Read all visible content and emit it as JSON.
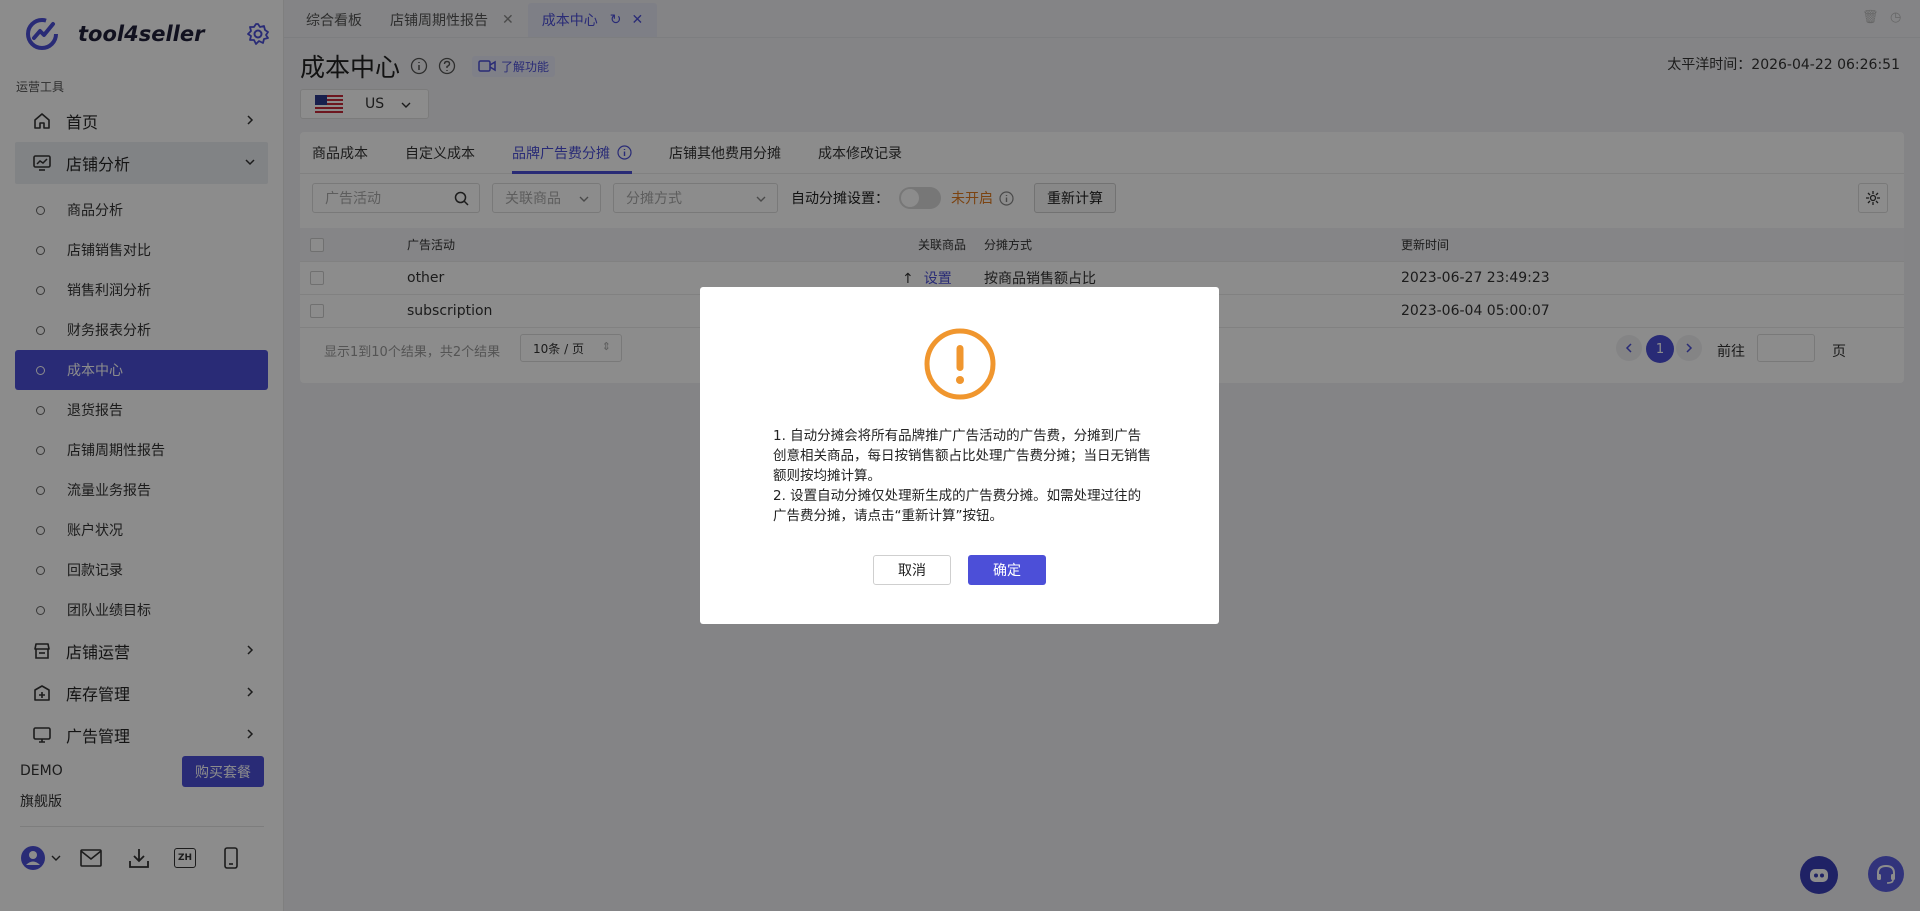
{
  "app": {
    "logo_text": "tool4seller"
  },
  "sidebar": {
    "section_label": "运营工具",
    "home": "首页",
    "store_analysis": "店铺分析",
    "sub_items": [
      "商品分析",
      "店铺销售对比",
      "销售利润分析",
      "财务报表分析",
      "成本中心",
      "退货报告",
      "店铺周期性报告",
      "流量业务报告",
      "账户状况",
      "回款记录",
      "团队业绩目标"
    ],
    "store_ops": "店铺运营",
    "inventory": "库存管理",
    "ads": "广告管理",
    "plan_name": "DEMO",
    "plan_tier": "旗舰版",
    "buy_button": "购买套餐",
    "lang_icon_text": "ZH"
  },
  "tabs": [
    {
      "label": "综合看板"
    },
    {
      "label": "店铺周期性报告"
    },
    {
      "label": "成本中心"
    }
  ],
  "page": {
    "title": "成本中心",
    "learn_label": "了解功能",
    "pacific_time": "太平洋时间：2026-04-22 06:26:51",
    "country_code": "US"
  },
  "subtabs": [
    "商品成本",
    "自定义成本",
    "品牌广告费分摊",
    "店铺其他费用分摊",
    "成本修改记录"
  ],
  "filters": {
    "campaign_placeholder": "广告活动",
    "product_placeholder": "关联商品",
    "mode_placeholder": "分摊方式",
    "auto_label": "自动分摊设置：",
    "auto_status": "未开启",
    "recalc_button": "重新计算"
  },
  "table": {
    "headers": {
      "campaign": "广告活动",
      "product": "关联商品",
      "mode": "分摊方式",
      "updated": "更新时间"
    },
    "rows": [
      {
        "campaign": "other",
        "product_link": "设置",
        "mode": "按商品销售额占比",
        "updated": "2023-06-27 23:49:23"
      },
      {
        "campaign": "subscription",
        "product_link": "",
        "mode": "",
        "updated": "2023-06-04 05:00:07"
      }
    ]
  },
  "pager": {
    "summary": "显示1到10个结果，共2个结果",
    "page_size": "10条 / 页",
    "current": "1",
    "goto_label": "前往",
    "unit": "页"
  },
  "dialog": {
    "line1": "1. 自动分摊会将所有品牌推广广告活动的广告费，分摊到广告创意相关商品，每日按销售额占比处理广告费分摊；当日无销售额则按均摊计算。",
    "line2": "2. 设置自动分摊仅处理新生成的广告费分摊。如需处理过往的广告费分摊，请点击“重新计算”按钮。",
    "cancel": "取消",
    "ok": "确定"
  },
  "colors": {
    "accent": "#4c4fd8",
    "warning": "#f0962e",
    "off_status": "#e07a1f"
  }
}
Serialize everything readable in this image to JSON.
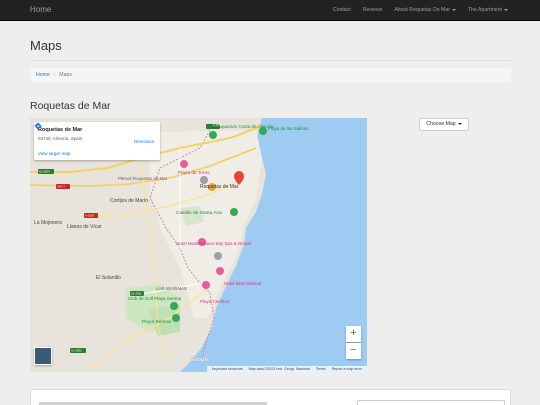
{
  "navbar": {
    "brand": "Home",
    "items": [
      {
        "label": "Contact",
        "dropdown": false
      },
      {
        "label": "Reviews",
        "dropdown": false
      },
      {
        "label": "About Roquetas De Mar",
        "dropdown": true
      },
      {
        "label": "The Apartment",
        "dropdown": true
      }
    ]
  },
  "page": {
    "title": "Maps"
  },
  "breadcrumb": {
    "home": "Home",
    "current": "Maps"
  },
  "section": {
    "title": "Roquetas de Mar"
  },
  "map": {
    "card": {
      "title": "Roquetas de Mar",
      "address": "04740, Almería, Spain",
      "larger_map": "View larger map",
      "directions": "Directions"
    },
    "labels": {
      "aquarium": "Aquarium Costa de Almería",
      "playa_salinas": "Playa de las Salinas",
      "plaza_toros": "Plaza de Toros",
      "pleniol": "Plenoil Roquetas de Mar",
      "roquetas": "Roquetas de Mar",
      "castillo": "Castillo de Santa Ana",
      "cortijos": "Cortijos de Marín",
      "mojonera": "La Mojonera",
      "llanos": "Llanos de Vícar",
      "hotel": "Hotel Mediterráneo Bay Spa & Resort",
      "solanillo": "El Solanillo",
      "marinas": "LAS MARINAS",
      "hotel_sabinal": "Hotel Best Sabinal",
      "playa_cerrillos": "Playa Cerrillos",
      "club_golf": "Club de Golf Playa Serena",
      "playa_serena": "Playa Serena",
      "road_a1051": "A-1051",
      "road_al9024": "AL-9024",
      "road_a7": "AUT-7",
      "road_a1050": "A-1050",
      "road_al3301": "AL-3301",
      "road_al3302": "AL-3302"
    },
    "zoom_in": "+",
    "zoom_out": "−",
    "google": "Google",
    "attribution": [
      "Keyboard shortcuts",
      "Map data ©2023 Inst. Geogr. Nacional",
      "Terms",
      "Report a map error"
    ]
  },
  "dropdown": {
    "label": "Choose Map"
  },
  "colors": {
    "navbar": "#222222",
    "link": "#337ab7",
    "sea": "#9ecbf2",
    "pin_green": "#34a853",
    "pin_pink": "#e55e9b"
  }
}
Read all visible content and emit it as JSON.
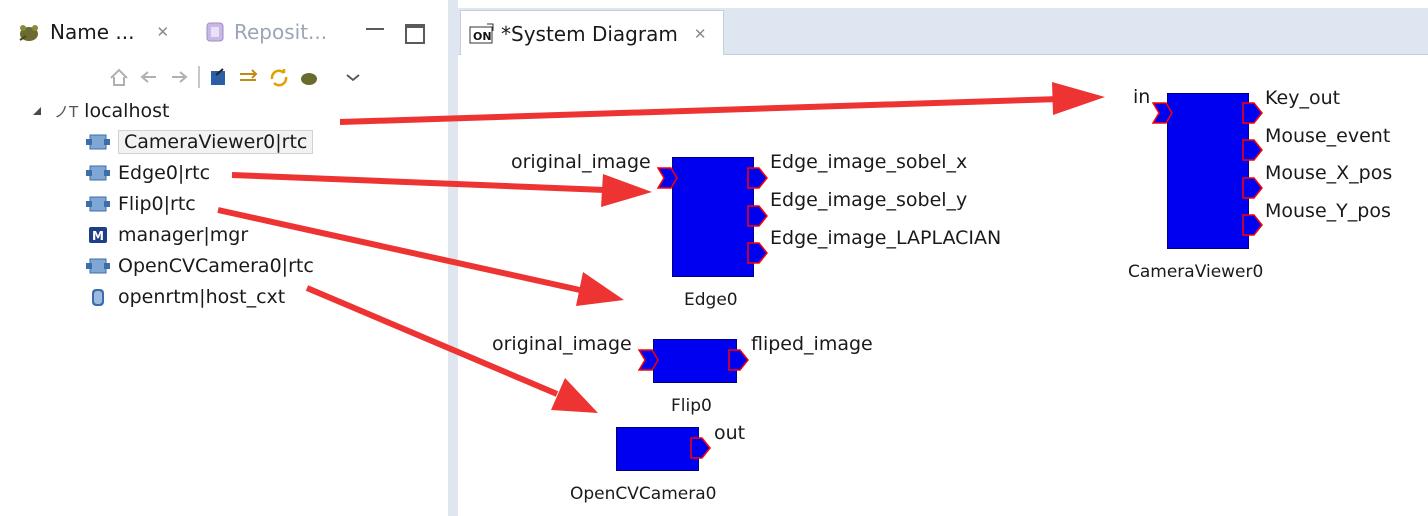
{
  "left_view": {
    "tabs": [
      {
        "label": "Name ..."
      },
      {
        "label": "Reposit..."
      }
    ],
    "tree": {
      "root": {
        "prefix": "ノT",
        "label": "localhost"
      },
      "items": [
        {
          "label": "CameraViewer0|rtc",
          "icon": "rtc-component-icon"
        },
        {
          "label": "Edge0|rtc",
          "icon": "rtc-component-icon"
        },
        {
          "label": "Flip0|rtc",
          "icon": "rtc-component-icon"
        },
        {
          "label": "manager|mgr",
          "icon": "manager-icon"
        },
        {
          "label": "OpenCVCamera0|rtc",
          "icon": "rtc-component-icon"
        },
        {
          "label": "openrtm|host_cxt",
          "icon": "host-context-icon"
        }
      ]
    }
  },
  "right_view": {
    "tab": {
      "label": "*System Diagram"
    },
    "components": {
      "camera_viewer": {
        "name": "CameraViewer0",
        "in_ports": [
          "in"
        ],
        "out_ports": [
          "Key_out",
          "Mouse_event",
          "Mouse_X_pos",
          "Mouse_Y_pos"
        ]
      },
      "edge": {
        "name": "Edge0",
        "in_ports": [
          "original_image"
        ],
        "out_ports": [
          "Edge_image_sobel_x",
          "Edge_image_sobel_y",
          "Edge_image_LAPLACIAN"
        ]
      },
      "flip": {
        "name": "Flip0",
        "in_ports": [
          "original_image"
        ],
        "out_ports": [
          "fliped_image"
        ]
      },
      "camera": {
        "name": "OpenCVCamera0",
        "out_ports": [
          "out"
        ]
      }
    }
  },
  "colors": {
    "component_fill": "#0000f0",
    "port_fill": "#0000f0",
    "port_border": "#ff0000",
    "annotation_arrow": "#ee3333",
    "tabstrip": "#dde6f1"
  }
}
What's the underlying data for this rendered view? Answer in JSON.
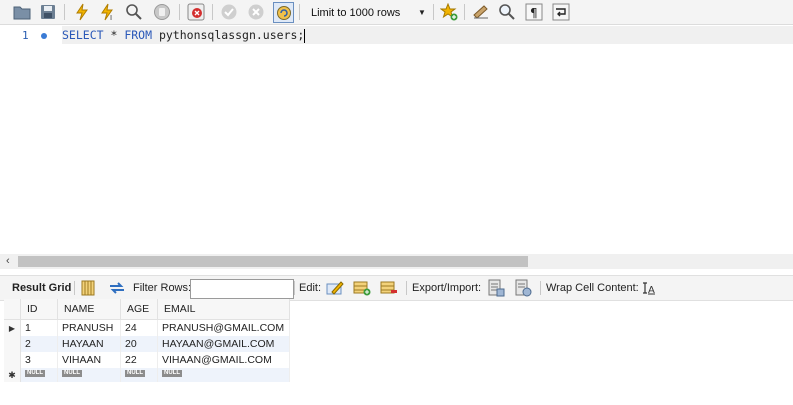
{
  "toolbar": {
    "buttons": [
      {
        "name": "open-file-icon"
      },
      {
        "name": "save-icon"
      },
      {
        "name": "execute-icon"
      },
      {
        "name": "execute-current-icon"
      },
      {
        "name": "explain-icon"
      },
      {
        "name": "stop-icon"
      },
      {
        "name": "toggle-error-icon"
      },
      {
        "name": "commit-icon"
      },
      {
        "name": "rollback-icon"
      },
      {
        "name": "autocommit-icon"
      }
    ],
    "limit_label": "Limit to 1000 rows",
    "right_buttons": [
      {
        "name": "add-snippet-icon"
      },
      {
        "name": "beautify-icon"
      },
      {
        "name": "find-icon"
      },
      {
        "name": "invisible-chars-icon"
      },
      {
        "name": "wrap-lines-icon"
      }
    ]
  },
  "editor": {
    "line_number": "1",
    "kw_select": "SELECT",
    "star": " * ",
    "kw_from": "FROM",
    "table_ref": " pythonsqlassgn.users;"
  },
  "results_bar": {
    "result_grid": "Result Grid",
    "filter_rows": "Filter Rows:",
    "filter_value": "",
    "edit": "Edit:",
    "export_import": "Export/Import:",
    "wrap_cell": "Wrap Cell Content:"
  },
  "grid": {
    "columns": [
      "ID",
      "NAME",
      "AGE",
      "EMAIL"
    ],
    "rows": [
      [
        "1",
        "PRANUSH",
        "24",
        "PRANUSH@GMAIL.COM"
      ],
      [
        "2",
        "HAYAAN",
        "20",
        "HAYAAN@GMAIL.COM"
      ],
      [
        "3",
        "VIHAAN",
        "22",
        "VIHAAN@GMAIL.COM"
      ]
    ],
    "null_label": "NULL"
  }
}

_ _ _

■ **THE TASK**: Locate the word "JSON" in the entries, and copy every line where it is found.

■ **ANSWER BOX**:
Read all visible content and emit it as JSON.
Serialize everything readable in this image to JSON.
Read all visible content and emit it as JSON.
What's the underlying data for this rendered view? Answer in JSON.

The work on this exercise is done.